**Task statement:** Locate the word "icon" in the material, then show every line that holds it.

--*--

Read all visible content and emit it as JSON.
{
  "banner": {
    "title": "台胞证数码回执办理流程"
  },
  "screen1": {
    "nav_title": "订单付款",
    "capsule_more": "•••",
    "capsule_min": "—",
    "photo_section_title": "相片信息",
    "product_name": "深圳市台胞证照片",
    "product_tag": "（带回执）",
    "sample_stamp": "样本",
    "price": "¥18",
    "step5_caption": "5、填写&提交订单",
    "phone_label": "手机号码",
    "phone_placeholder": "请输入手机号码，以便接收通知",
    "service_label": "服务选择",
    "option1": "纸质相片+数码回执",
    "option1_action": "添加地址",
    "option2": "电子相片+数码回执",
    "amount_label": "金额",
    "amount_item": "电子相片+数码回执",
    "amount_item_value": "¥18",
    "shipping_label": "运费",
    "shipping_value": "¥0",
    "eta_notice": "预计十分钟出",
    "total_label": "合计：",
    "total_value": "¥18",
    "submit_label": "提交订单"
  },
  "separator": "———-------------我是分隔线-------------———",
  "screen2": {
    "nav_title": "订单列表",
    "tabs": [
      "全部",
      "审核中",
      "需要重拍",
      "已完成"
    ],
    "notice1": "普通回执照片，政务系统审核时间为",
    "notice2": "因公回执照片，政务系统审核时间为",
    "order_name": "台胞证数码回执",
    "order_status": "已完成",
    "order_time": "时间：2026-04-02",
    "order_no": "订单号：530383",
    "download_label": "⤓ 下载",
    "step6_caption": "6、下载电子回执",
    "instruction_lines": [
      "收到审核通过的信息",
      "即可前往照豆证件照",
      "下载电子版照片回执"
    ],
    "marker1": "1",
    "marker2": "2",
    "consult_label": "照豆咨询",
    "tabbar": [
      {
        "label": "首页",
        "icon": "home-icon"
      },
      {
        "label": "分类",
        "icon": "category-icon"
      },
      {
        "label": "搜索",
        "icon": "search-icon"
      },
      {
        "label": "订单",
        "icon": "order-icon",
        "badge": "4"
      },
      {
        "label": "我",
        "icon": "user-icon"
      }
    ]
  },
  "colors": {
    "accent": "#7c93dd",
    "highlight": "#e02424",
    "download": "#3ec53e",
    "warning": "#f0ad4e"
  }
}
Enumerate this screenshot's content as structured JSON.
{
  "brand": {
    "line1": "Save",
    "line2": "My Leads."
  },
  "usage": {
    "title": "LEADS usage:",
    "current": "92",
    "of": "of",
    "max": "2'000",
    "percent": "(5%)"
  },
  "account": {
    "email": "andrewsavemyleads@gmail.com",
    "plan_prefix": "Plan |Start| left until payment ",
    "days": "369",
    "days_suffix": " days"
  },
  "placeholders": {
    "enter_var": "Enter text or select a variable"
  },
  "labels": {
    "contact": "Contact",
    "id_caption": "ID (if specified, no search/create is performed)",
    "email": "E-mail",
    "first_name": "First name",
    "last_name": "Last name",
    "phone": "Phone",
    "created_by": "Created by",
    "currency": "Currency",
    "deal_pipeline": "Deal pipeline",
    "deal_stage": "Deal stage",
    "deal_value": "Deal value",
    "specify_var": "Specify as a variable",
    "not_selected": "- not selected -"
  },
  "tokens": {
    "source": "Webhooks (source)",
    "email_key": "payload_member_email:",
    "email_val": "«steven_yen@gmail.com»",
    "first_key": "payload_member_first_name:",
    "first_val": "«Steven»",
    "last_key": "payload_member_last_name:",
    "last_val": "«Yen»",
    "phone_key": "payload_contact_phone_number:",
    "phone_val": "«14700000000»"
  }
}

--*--

**Solution to this task:**
        "icon": "home-icon"
        "icon": "category-icon"
        "icon": "search-icon"
        "icon": "order-icon",
        "icon": "user-icon"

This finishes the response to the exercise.